Beneficiary Engagement in Social Entrepreneurship: Perspectives on Social Value Creation Through the Lens of Care Ethics
Social value creation is central to social entrepreneurship theory and practice. While social entrepreneurship is usually posited as positive in that it promises to address complex social problems and achieve positive social change; recently, there have been numerous calls in the literature that question the ethical nature of social entrepreneurship, particularly with regard to how we know that it is in fact making a difference to its intended beneficiaries. Given that beneficiaries experience the positive outcomes of social entrepreneurship through social value creation, the thesis examines social value creation through the lens of care ethics from the perspectives of two key stakeholders – beneficiaries and social entrepreneurs – in a developing country context to offer critical insight into the field. The thesis provides a theoretical framework to explore the beneficiary experience of social value creation and juxtaposes this experience against the social entrepreneur’s notion of the phenomenon. The thesis also systematically reviews the nascent literature on social value creation in social entrepreneurship. It further offers important insights into social entrepreneurship research methods within the context of a developing country in Southeast Asia. Four papers comprise the thesis, two of which are empirical papers and two are conceptual papers.

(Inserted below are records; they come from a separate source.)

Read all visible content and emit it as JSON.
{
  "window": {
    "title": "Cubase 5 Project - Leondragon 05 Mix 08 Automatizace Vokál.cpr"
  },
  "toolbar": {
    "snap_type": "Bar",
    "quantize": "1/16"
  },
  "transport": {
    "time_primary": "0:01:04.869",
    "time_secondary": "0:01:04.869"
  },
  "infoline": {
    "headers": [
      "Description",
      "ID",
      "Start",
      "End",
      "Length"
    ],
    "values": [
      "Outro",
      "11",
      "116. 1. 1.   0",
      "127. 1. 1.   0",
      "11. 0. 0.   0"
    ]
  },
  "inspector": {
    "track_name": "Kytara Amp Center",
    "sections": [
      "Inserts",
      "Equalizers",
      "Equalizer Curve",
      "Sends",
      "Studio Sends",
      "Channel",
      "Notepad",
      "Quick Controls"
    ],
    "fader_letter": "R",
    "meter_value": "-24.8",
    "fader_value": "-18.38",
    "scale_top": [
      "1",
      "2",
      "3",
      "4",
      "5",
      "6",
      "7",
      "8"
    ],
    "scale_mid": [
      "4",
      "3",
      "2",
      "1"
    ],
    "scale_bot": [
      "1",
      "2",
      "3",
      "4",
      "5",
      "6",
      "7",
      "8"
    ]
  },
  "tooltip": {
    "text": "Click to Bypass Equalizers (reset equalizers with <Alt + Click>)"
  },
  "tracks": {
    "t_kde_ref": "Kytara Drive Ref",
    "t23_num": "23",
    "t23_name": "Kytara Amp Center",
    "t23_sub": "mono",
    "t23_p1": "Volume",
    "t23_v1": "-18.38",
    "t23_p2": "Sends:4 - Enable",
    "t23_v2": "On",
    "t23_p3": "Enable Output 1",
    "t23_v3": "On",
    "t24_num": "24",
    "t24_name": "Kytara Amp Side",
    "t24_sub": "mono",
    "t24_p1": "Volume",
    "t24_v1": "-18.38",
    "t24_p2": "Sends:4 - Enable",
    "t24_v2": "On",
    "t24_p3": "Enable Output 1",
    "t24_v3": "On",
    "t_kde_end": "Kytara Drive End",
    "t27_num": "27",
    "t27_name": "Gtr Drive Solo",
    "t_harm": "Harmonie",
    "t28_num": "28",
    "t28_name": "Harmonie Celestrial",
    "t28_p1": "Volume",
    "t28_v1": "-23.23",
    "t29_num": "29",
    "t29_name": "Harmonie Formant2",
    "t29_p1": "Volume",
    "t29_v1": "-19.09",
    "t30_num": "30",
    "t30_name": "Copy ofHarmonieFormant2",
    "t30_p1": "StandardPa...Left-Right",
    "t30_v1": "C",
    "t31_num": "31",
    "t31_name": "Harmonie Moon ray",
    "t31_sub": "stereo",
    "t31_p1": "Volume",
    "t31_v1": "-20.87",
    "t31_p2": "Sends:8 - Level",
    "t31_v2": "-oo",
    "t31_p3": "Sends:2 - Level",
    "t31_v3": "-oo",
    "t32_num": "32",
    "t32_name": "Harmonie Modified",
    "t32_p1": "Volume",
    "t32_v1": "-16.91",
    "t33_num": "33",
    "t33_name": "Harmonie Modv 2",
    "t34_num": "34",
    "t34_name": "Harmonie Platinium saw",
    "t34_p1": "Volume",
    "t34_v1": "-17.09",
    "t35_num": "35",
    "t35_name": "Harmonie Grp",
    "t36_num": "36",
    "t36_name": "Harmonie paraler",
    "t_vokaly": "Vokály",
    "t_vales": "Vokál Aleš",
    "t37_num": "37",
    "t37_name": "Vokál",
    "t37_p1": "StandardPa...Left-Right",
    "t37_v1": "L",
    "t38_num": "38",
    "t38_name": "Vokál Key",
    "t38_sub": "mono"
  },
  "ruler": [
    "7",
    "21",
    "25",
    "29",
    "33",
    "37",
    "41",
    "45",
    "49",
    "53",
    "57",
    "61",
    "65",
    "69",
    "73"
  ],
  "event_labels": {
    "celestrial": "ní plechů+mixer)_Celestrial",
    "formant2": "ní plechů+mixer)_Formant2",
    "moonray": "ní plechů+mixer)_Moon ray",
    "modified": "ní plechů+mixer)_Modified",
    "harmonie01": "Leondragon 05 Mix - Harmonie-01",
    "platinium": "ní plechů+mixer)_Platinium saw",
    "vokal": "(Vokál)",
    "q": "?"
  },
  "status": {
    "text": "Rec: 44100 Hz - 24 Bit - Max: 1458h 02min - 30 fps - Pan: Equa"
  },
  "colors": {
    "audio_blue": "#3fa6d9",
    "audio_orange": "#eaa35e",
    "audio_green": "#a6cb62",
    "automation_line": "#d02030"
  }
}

Paper One reinforces the relevance of social value creation to the ethical nature of social entrepreneurship by offering a framework of social value creation as care, drawn from the perspective of vulnerable beneficiaries within the context of a developing country. Using a multiple case study methodology, it offers an understanding of social value creation based on what beneficiaries care about in their work engagement with social enterprises.
Paper Two uses critical reflexivity to examine ethical tensions engendered in research fieldwork in a developing country context when implementing research protocols, crafted in a university in the developed world. It posits that closer consideration needs to be given to the contextual and relational aspects of ethical methods of doing social entrepreneurship research across cultural and international borders, particularly as it involves vulnerable research participants.
Paper Three is a systematic literature review of the empirical literature on social value creation in social entrepreneurship. Through a narrative synthesis, it depicts social value creation as a processual phenomenon that responds to opportunities to realise social impact through innovation and the collaboration of multiple actors as they engage in reciprocal relationships within a specific context. The paper discusses the implications of this finding on social entrepreneurship practice and suggests directions for future research towards a more inclusive and diverse conception of the social value creation construct.
Paper Four uses the social value creation as care framework of Paper One in a multiple case study to compare the perspectives of beneficiaries and social entrepreneurs on social value creation in social entrepreneurship. The empirical study contributes to the nascent literature on social entrepreneurship ethics and offers a critical view of the field by considering the power imbalance between these two key stakeholders. It enriches the contextual diversity of social entrepreneurship knowledge which is currently characterised by a paucity of research in non-Western, developing country contexts. The comparison of the two perspectives uncovers paradoxes of care in beneficiary engagement which must be confronted through reflexivity, cooperation, and dialogue.